DOI: https://doi.org/10.1016/j.apgeog.2018.03.016
Journal Article
Year: 2018

Structuring the emotional landscape of climate change migration: Towards climate mobilities in geography

Aiming to resolve the disjuncture between ‘objective’ and subjective accounts of the environment, this paper uses the case of a Cambodian beggar to show how recent developments across three fields have laid the groundwork for the structural and emotional dimensions of climate change response to be engaged with under a coherent theoretical rubric.

Parsons, L.  2018. Structuring the emotional landscape of climate change migration: Towards climate mobilities in geography. Progress in Human Geography, DOI: 10.1177/0309132518781011.

DOI: https://doi.org/10.1177/0309132518781011
Journal Article
Year: 2018

Climate Change and Gender in Rich Countries: Work, Public Policy, and Action

Climate Change and Gender in Rich Countries covers a wide range of issues dealing with work and working life.
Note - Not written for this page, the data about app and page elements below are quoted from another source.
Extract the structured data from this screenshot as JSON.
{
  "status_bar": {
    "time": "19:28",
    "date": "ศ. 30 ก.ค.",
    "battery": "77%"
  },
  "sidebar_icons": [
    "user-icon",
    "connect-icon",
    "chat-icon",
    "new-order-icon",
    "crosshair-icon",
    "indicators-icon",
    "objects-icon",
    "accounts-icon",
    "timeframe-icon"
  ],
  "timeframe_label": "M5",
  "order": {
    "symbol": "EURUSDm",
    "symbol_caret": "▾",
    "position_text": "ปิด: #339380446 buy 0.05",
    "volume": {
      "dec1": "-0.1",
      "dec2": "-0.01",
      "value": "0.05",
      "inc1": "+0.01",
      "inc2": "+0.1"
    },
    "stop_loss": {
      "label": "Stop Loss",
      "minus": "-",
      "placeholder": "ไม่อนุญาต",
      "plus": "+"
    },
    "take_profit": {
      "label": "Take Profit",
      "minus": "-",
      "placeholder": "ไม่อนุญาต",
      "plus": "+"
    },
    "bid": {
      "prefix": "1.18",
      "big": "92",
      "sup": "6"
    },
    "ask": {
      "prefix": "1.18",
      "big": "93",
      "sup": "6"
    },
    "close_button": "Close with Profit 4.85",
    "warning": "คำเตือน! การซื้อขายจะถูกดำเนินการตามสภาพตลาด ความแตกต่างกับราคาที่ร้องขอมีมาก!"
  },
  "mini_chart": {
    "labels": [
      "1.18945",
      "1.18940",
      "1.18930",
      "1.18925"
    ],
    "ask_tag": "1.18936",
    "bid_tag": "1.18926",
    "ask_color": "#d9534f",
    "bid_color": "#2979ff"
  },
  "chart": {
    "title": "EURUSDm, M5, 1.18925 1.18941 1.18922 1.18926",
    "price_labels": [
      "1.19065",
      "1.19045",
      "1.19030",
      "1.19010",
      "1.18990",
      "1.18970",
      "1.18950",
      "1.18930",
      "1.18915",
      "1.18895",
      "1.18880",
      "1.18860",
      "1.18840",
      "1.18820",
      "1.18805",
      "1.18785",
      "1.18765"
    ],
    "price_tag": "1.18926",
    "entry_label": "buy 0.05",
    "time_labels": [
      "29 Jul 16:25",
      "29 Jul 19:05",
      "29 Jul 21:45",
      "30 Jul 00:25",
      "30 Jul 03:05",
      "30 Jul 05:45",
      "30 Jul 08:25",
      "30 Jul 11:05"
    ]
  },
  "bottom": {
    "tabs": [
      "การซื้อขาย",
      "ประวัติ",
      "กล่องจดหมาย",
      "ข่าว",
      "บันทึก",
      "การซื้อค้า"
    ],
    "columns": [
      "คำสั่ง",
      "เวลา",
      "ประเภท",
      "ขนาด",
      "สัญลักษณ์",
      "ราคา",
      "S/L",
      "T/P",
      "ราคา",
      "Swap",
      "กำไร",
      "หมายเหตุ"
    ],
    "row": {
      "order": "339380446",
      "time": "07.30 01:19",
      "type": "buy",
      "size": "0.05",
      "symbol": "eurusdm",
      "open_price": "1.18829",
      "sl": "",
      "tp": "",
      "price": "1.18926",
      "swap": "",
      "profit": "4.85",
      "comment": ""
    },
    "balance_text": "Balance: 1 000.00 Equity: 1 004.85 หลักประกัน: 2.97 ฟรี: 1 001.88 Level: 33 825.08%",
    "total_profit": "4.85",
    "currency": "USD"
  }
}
The book demonstrates the gendered distinctions in both experiences of climate change and the ways that public policy deals with it. The book draws on case studies from the UK, Sweden, Australia, Canada, Spain and the US to address key issues such as: how gendered distinctions affect the most vulnerable; paid and unpaid work; and activism on climate change. It is argued that including gender as part of the analysis will lead to more equitable and stronger societies as solutions to climate change advance. (from Phttps://www.routledge.com/Climate-Change-and-Gender-in-Rich-Countries-Wo...)

Marjorie Griffin Cohen (Editor). 2017. Climate Change and Gender in Rich Countries: Work, Public Policy, and Action. Routledge, New York, 2017, 322 pp., paper $42.95 (ISBN 978-1138222403).
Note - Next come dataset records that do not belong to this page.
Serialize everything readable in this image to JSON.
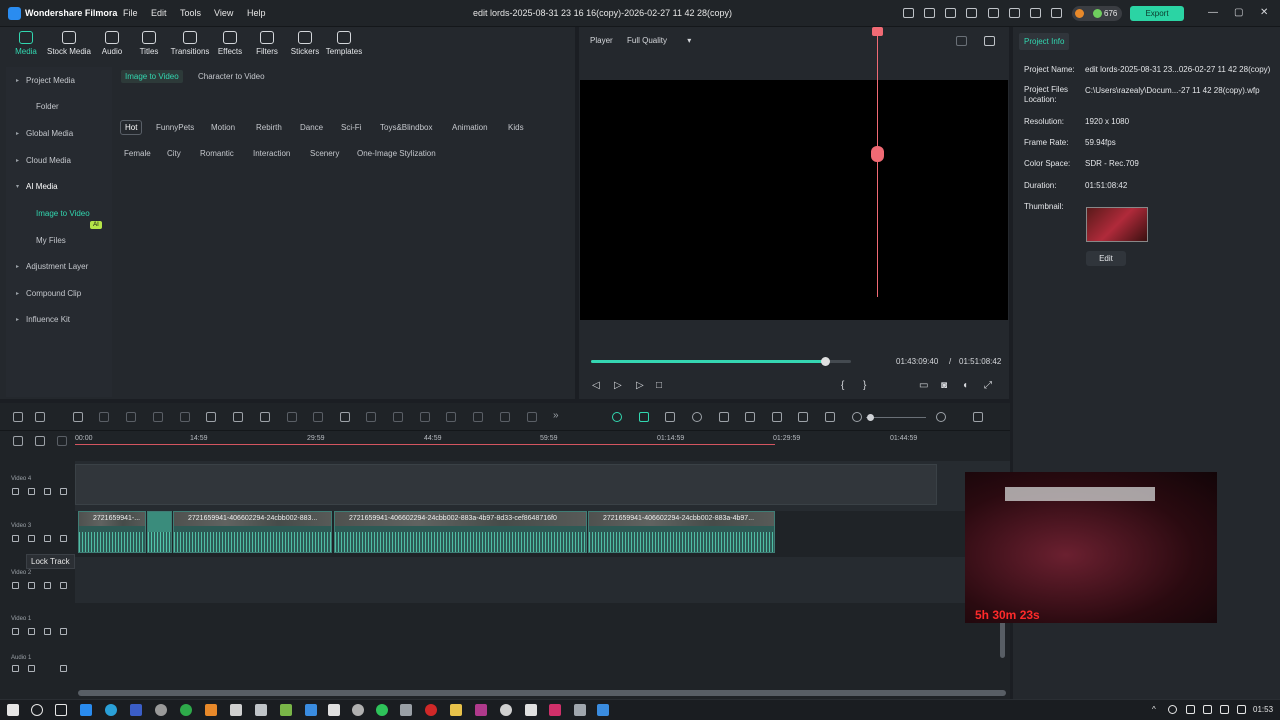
{
  "titlebar": {
    "app_name": "Wondershare Filmora",
    "menu": [
      "File",
      "Edit",
      "Tools",
      "View",
      "Help"
    ],
    "doc_title": "edit lords-2025-08-31 23 16 16(copy)-2026-02-27 11 42 28(copy)",
    "credits": "676",
    "export_label": "Export"
  },
  "toolbar": {
    "items": [
      "Media",
      "Stock Media",
      "Audio",
      "Titles",
      "Transitions",
      "Effects",
      "Filters",
      "Stickers",
      "Templates"
    ]
  },
  "sidebar": {
    "items": [
      "Project Media",
      "Folder",
      "Global Media",
      "Cloud Media",
      "AI Media",
      "Image to Video",
      "My Files",
      "Adjustment Layer",
      "Compound Clip",
      "Influence Kit"
    ],
    "ai_badge": "AI"
  },
  "media": {
    "tabs": [
      "Image to Video",
      "Character to Video"
    ],
    "chips_row1": [
      "Hot",
      "FunnyPets",
      "Motion",
      "Rebirth",
      "Dance",
      "Sci-Fi",
      "Toys&Blindbox",
      "Animation",
      "Kids"
    ],
    "chips_row2": [
      "Female",
      "City",
      "Romantic",
      "Interaction",
      "Scenery",
      "One-Image Stylization"
    ]
  },
  "player": {
    "label": "Player",
    "quality": "Full Quality",
    "current_time": "01:43:09:40",
    "separator": "/",
    "total_time": "01:51:08:42",
    "progress": 0.9
  },
  "project_info": {
    "tab": "Project Info",
    "rows": [
      {
        "k": "Project Name:",
        "v": "edit lords-2025-08-31 23...026-02-27 11 42 28(copy)"
      },
      {
        "k": "Project Files Location:",
        "v": "C:\\Users\\razealy\\Docum...-27 11 42 28(copy).wfp"
      },
      {
        "k": "Resolution:",
        "v": "1920 x 1080"
      },
      {
        "k": "Frame Rate:",
        "v": "59.94fps"
      },
      {
        "k": "Color Space:",
        "v": "SDR - Rec.709"
      },
      {
        "k": "Duration:",
        "v": "01:51:08:42"
      },
      {
        "k": "Thumbnail:",
        "v": ""
      }
    ],
    "edit_label": "Edit"
  },
  "timeline": {
    "ruler": [
      "00:00",
      "14:59",
      "29:59",
      "44:59",
      "59:59",
      "01:14:59",
      "01:29:59",
      "01:44:59"
    ],
    "tracks": [
      "Video 4",
      "Video 3",
      "Video 2",
      "Video 1",
      "Audio 1"
    ],
    "clips": [
      "2721659941-...",
      "2721659941-406602294-24cbb002-883...",
      "2721659941-406602294-24cbb002-883a-4b97-8d33-cef8648716f0",
      "2721659941-406602294-24cbb002-883a-4b97..."
    ],
    "tooltip": "Lock Track"
  },
  "overlay": {
    "timer": "5h 30m 23s"
  },
  "taskbar": {
    "time": "01:53"
  }
}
Book
Year: 2018

Who takes responsibility for the climate refugees?

In this paper, the author proposes a innovative method for undertaking the responsibility for climate refugees literally uprooted by liable climate polluting countries.

Bayes, A. 2018. Who takes responsibility for the climate refugees? International Journal of Climate Change Strategies and Management 10(1): 5-26.

DOI: https://dx.doi.org/10.1108/IJCCSM-10-2016-0149
Journal Article
Year: 2018

Social protection as a strategy to address climate-induced migration

This paper aims to discuss the roles of social protection and identify key characteristics of social protection schemes which could effectively address climate-induced migration and attempts to derive recommendations for policy design.

Susanne, S. and Y. Xiaohua. 2018. Social protection as a strategy to address climate-induced migration. International Journal of Climate Change Strategies and Management 10(1): 43-64

DOI: https://dx.doi.org/10.1108/IJCCSM-01-2017-0019
Journal Article
Year: 2018

Pages